- Take a look in the mirror. Brian told us about a few useful tools that businesses can leverage to understand what people are saying about them, so that they can adapt accordingly. Take a look at BottleNose and Glassdoor, which he explains is like “Yelp for businesses”
The journey to bridge the great divide in the search for organisational responsiveness is a complex one and it takes more than a few advocates and shiny job titles to bring it to life. I will continue to urge organisations who do it well to tell their story to others to convey the importance of working together as one unit, as well as actively bringing the Business and IT together on the projects we are working on or scoping out. Join me in taking action to bridge this gap and also stay tuned for my next post which will explore in more detail why the gap exists.
To read more about how to change the way that businesses create experiences, please refer to Brian Solis’s latest book [What’s the future] of Business? [#WFT]
 It was around 12 months ago when I stumbled across the Business Chicks group. Being a modern woman I was originally disheartened by the name. But when I went along to my first event last year to see what the Business Chicks had to offer, my perception was proven wrong. The Melbourne-based event featuring Pret-a-porter’s Megan Quinn attracted staggering numbers. Over 500 spirited and energetic business women flocked to Zinc function centre to listen to her speak about her bumpy and windy road to online success. Over time, I discovered that the group started with just 250 members some years ago and numbers are now at a staggering 31,000 members.

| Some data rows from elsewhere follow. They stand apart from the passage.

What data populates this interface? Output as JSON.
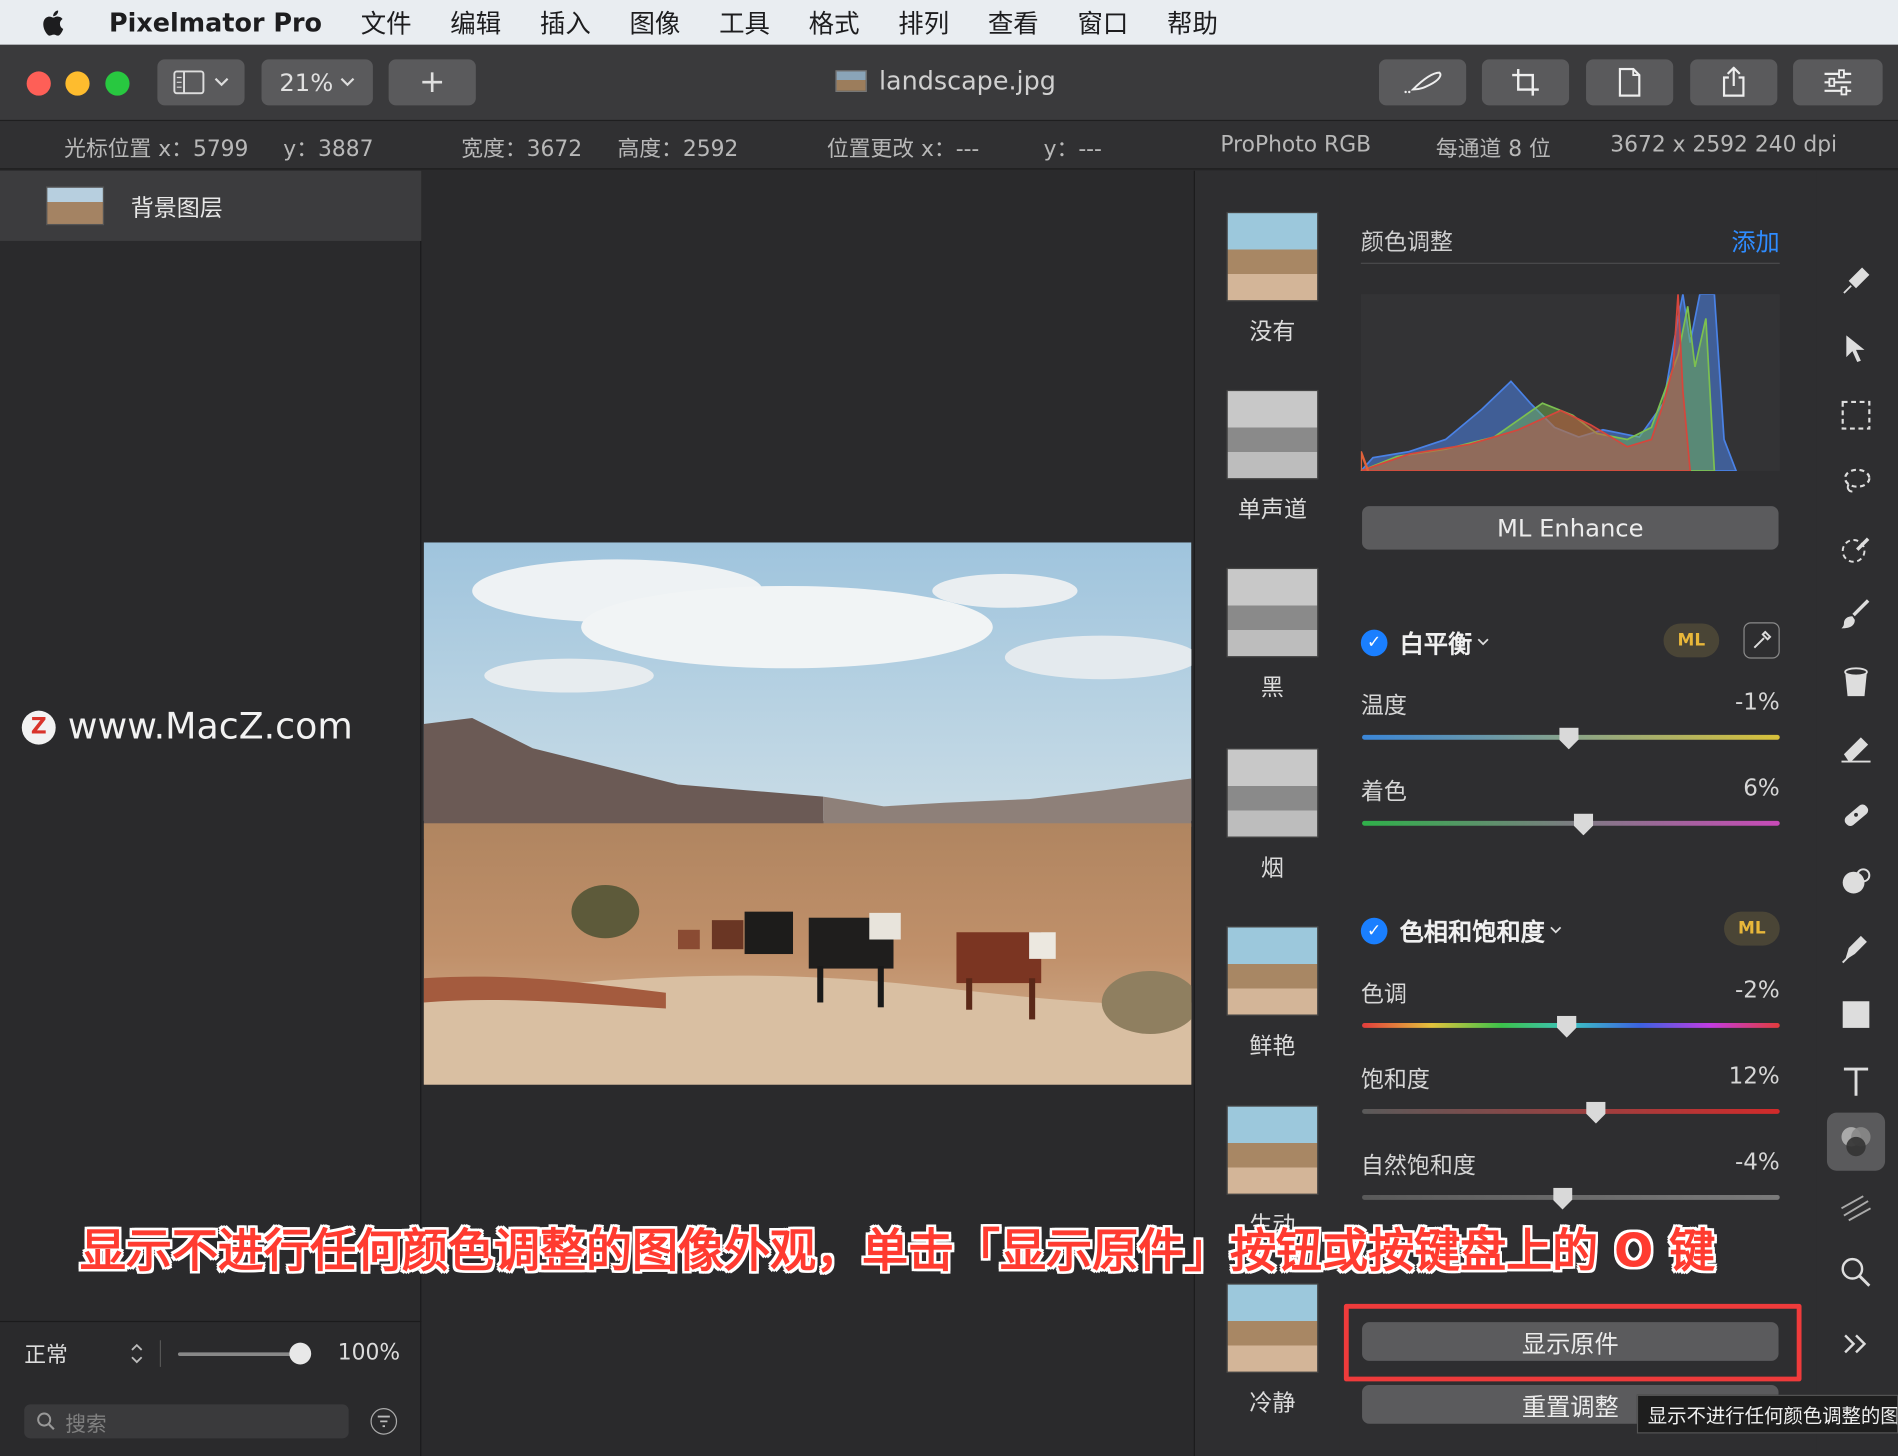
{
  "menubar": {
    "app_name": "Pixelmator Pro",
    "items": [
      "文件",
      "编辑",
      "插入",
      "图像",
      "工具",
      "格式",
      "排列",
      "查看",
      "窗口",
      "帮助"
    ]
  },
  "toolbar": {
    "zoom_label": "21%",
    "add_label": "+",
    "doc_title": "landscape.jpg"
  },
  "infobar": {
    "cursor_x": "光标位置 x：5799",
    "cursor_y": "y：3887",
    "width": "宽度：3672",
    "height": "高度：2592",
    "offset_x": "位置更改 x：---",
    "offset_y": "y：---",
    "color_profile": "ProPhoto RGB",
    "bit_depth": "每通道 8 位",
    "dimensions": "3672 x 2592 240 dpi"
  },
  "layers": {
    "items": [
      {
        "name": "背景图层"
      }
    ],
    "blend_mode": "正常",
    "opacity": "100%",
    "opacity_fraction": 1.0,
    "search_placeholder": "搜索"
  },
  "watermark": {
    "text": "www.MacZ.com",
    "logo_letter": "Z"
  },
  "presets": {
    "items": [
      {
        "label": "没有",
        "style": "color"
      },
      {
        "label": "单声道",
        "style": "mono"
      },
      {
        "label": "黑",
        "style": "mono"
      },
      {
        "label": "烟",
        "style": "mono"
      },
      {
        "label": "鲜艳",
        "style": "color"
      },
      {
        "label": "生动",
        "style": "color"
      },
      {
        "label": "冷静",
        "style": "color"
      }
    ]
  },
  "adjustments": {
    "title": "颜色调整",
    "add_label": "添加",
    "ml_enhance_label": "ML Enhance",
    "white_balance": {
      "title": "白平衡",
      "ml_label": "ML",
      "temperature": {
        "label": "温度",
        "value": "-1%",
        "level": -0.01
      },
      "tint": {
        "label": "着色",
        "value": "6%",
        "level": 0.06
      }
    },
    "hue_saturation": {
      "title": "色相和饱和度",
      "ml_label": "ML",
      "hue": {
        "label": "色调",
        "value": "-2%",
        "level": -0.02
      },
      "saturation": {
        "label": "饱和度",
        "value": "12%",
        "level": 0.12
      },
      "vibrance": {
        "label": "自然饱和度",
        "value": "-4%",
        "level": -0.04
      }
    },
    "show_original_label": "显示原件",
    "reset_label": "重置调整"
  },
  "tools": [
    "paint-style-icon",
    "arrange-pointer-icon",
    "rect-select-icon",
    "lasso-select-icon",
    "color-select-icon",
    "brush-icon",
    "fill-bucket-icon",
    "eraser-icon",
    "repair-icon",
    "retouch-icon",
    "pen-icon",
    "shape-icon",
    "text-icon",
    "color-adjust-icon",
    "effects-icon",
    "zoom-icon",
    "more-tools-icon"
  ],
  "overlay": {
    "caption": "显示不进行任何颜色调整的图像外观，单击「显示原件」按钮或按键盘上的 O 键",
    "tooltip": "显示不进行任何颜色调整的图像外观"
  },
  "colors": {
    "accent_blue": "#1a7fff",
    "link_blue": "#2f8cff",
    "ml_gold": "#e8b73a",
    "highlight_red": "#ef3b3b",
    "caption_red": "#ff3b30"
  }
}
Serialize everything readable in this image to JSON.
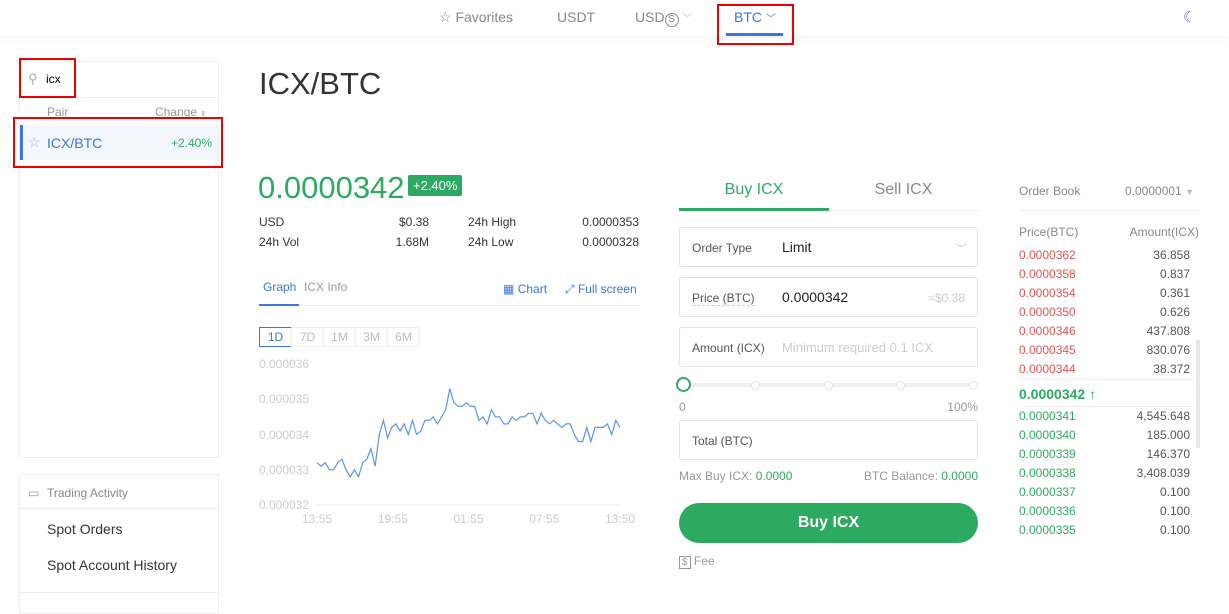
{
  "topnav": {
    "favorites": "Favorites",
    "usdt": "USDT",
    "usds": "USD",
    "usds_symbol": "S",
    "btc": "BTC"
  },
  "sidebar": {
    "search_value": "icx",
    "col_pair": "Pair",
    "col_change": "Change",
    "pairs": [
      {
        "pair": "ICX/BTC",
        "change": "+2.40%"
      }
    ],
    "activity_title": "Trading Activity",
    "links": [
      "Spot Orders",
      "Spot Account History"
    ]
  },
  "market": {
    "title": "ICX/BTC",
    "price": "0.0000342",
    "change_badge": "+2.40%",
    "stats": {
      "usd_label": "USD",
      "usd": "$0.38",
      "vol_label": "24h Vol",
      "vol": "1.68M",
      "high_label": "24h High",
      "high": "0.0000353",
      "low_label": "24h Low",
      "low": "0.0000328"
    },
    "tabs": [
      "Graph",
      "ICX Info"
    ],
    "chart_link": "Chart",
    "fullscreen_link": "Full screen",
    "ranges": [
      "1D",
      "7D",
      "1M",
      "3M",
      "6M"
    ]
  },
  "chart_data": {
    "type": "line",
    "ylim": [
      3.2e-05,
      3.6e-05
    ],
    "yticks": [
      "0.000036",
      "0.000035",
      "0.000034",
      "0.000033",
      "0.000032"
    ],
    "xticks": [
      "13:55",
      "19:55",
      "01:55",
      "07:55",
      "13:50"
    ],
    "series": [
      {
        "name": "ICX/BTC",
        "values_e6": [
          33.2,
          33.1,
          33.2,
          33.0,
          33.0,
          33.2,
          33.3,
          33.0,
          32.8,
          33.0,
          32.8,
          33.2,
          33.3,
          33.6,
          33.1,
          34.0,
          34.4,
          33.9,
          34.2,
          34.3,
          34.1,
          34.3,
          34.0,
          34.4,
          34.0,
          34.1,
          34.4,
          34.4,
          34.5,
          34.3,
          34.5,
          34.7,
          35.3,
          34.9,
          34.8,
          34.8,
          34.9,
          34.8,
          34.8,
          34.4,
          34.5,
          34.3,
          34.7,
          34.5,
          34.5,
          34.3,
          34.3,
          34.5,
          34.4,
          34.5,
          34.5,
          34.6,
          34.6,
          34.3,
          34.6,
          34.4,
          34.3,
          34.4,
          34.3,
          34.2,
          34.3,
          34.3,
          34.0,
          33.8,
          33.8,
          34.2,
          33.8,
          34.2,
          34.2,
          34.2,
          34.3,
          34.0,
          34.4,
          34.2
        ]
      }
    ]
  },
  "trade": {
    "buy_tab": "Buy ICX",
    "sell_tab": "Sell ICX",
    "order_type_label": "Order Type",
    "order_type": "Limit",
    "price_label": "Price (BTC)",
    "price": "0.0000342",
    "price_usd": "≈$0.38",
    "amount_label": "Amount (ICX)",
    "amount_placeholder": "Minimum required 0.1 ICX",
    "slider_min": "0",
    "slider_max": "100%",
    "slider_value": 0,
    "total_label": "Total (BTC)",
    "max_buy_label": "Max Buy ICX:",
    "max_buy": "0.0000",
    "balance_label": "BTC Balance:",
    "balance": "0.0000",
    "buy_button": "Buy ICX",
    "fee": "Fee"
  },
  "orderbook": {
    "title": "Order Book",
    "precision": "0.0000001",
    "col_price": "Price(BTC)",
    "col_amount": "Amount(ICX)",
    "asks": [
      [
        "0.0000362",
        "36.858"
      ],
      [
        "0.0000358",
        "0.837"
      ],
      [
        "0.0000354",
        "0.361"
      ],
      [
        "0.0000350",
        "0.626"
      ],
      [
        "0.0000346",
        "437.808"
      ],
      [
        "0.0000345",
        "830.076"
      ],
      [
        "0.0000344",
        "38.372"
      ]
    ],
    "last": "0.0000342",
    "bids": [
      [
        "0.0000341",
        "4,545.648"
      ],
      [
        "0.0000340",
        "185.000"
      ],
      [
        "0.0000339",
        "146.370"
      ],
      [
        "0.0000338",
        "3,408.039"
      ],
      [
        "0.0000337",
        "0.100"
      ],
      [
        "0.0000336",
        "0.100"
      ],
      [
        "0.0000335",
        "0.100"
      ]
    ]
  },
  "colors": {
    "green": "#2daa62",
    "red": "#e55353",
    "blue": "#3a75e0"
  }
}
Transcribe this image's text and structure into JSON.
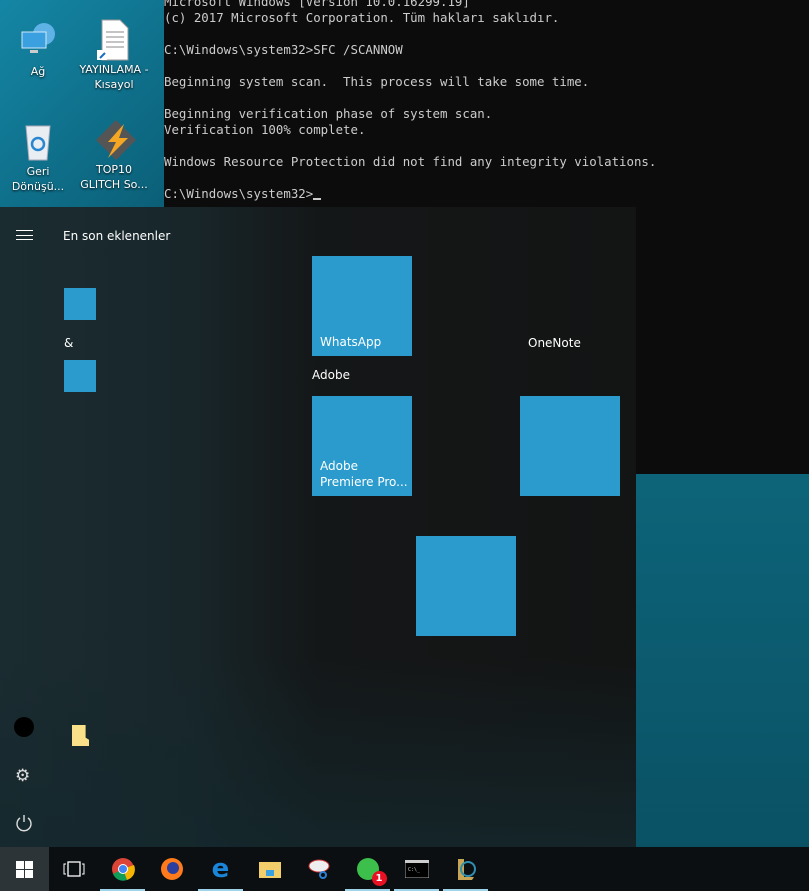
{
  "desktop": {
    "icons": [
      {
        "label": "Ağ",
        "icon": "network-icon"
      },
      {
        "label": "YAYINLAMA - Kısayol",
        "icon": "document-shortcut-icon"
      },
      {
        "label": "Geri Dönüşü...",
        "icon": "recycle-bin-icon"
      },
      {
        "label": "TOP10 GLITCH So...",
        "icon": "winamp-icon"
      }
    ]
  },
  "cmd": {
    "lines": [
      "Microsoft Windows [Version 10.0.16299.19]",
      "(c) 2017 Microsoft Corporation. Tüm hakları saklıdır.",
      "",
      "C:\\Windows\\system32>SFC /SCANNOW",
      "",
      "Beginning system scan.  This process will take some time.",
      "",
      "Beginning verification phase of system scan.",
      "Verification 100% complete.",
      "",
      "Windows Resource Protection did not find any integrity violations.",
      "",
      "C:\\Windows\\system32>"
    ]
  },
  "start": {
    "section_title": "En son eklenenler",
    "list_header": "&",
    "tiles": {
      "whatsapp": "WhatsApp",
      "onenote": "OneNote",
      "group_adobe": "Adobe",
      "premiere_1": "Adobe",
      "premiere_2": "Premiere Pro..."
    }
  },
  "colors": {
    "tile": "#2a9bcc",
    "start_bg": "#141718",
    "taskbar": "#0b0f12"
  },
  "taskbar": {
    "items": [
      "start-button",
      "task-view",
      "chrome",
      "firefox",
      "edge",
      "file-explorer",
      "snipping-tool",
      "whatsapp",
      "command-prompt",
      "league-of-legends"
    ],
    "whatsapp_badge": "1"
  }
}
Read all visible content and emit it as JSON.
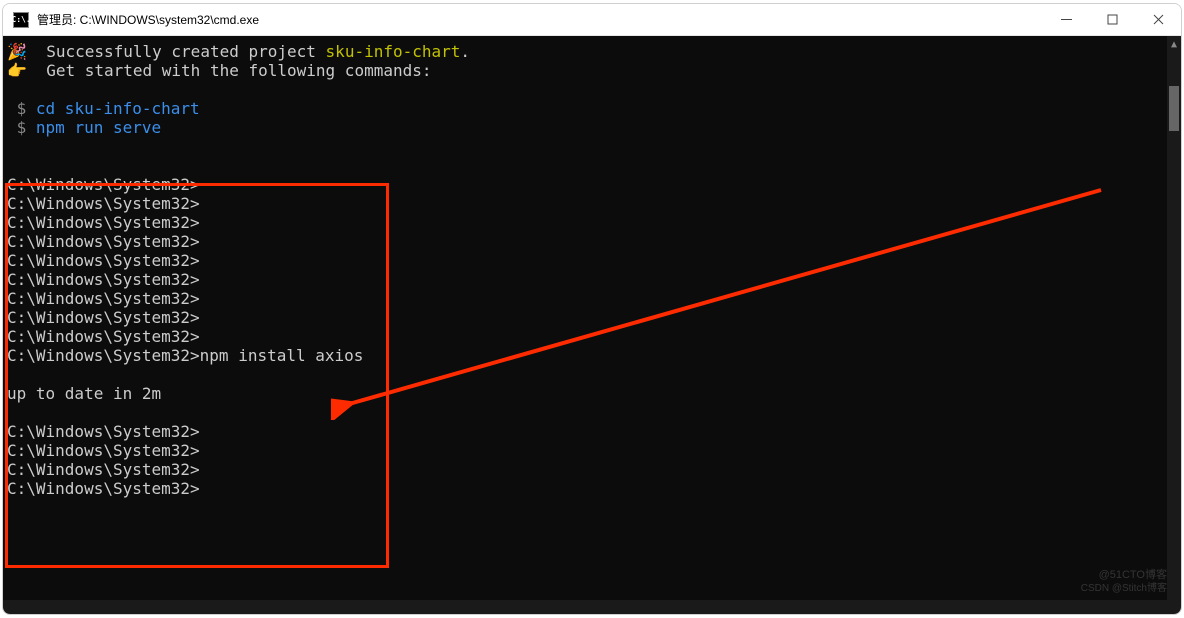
{
  "window": {
    "title": "管理员:  C:\\WINDOWS\\system32\\cmd.exe",
    "icon_label": "C:\\."
  },
  "colors": {
    "bg": "#0c0c0c",
    "text": "#cccccc",
    "yellow": "#c2c200",
    "blue": "#3b8eea",
    "highlight": "#ff2b00"
  },
  "lines": {
    "success_prefix": "  Successfully created project ",
    "project_name": "sku-info-chart",
    "success_suffix": ".",
    "get_started": "  Get started with the following commands:",
    "cmd1_dollar": " $ ",
    "cmd1": "cd sku-info-chart",
    "cmd2_dollar": " $ ",
    "cmd2": "npm run serve",
    "prompt": "C:\\Windows\\System32>",
    "install_cmd": "npm install axios",
    "uptodate": "up to date in 2m"
  },
  "icons": {
    "bullet1": "🎉",
    "bullet2": "👉"
  },
  "watermark": {
    "top": "@51CTO博客",
    "bottom": "CSDN @Stitch博客"
  }
}
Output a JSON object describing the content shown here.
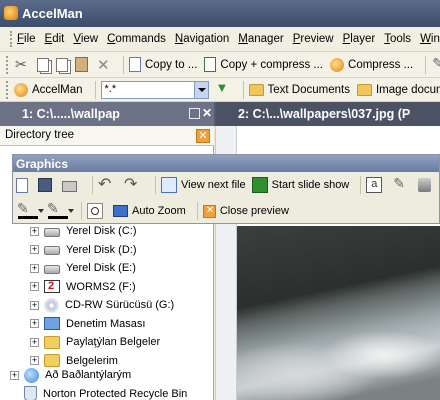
{
  "window": {
    "title": "AccelMan"
  },
  "menu": [
    "File",
    "Edit",
    "View",
    "Commands",
    "Navigation",
    "Manager",
    "Preview",
    "Player",
    "Tools",
    "Window"
  ],
  "toolbar1": {
    "copy_to": "Copy to ...",
    "copy_compress": "Copy + compress ...",
    "compress": "Compress ..."
  },
  "toolbar2": {
    "accelman_label": "AccelMan",
    "filter_value": "*.*",
    "text_documents": "Text Documents",
    "image_documents": "Image documen"
  },
  "panes": {
    "left_tab": "1: C:\\.....\\wallpap",
    "right_tab": "2: C:\\...\\wallpapers\\037.jpg (P"
  },
  "directory_tree": {
    "header": "Directory tree",
    "items": [
      {
        "label": "Yerel Disk (C:)",
        "icon": "drive-icon"
      },
      {
        "label": "Yerel Disk (D:)",
        "icon": "drive-icon"
      },
      {
        "label": "Yerel Disk (E:)",
        "icon": "drive-icon"
      },
      {
        "label": "WORMS2 (F:)",
        "icon": "worms-cd-icon"
      },
      {
        "label": "CD-RW Sürücüsü (G:)",
        "icon": "cdrw-icon"
      },
      {
        "label": "Denetim Masası",
        "icon": "control-panel-icon"
      },
      {
        "label": "Paylaţýlan Belgeler",
        "icon": "folder-icon"
      },
      {
        "label": "Belgelerim",
        "icon": "folder-icon"
      }
    ],
    "root_items": [
      {
        "label": "Að Baðlantýlarým",
        "icon": "network-icon"
      },
      {
        "label": "Norton Protected Recycle Bin",
        "icon": "recycle-bin-icon"
      }
    ]
  },
  "graphics_toolbar": {
    "title": "Graphics",
    "view_next": "View next file",
    "slide_show": "Start slide show",
    "auto_zoom": "Auto Zoom",
    "close_preview": "Close preview"
  },
  "colors": {
    "titlebar": "#4b5c7b",
    "pane_tab_active": "#6c7386",
    "close_accent": "#f0a23a"
  }
}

Another interesting fact is that it’s not exclusively for females: 5% of their members are males.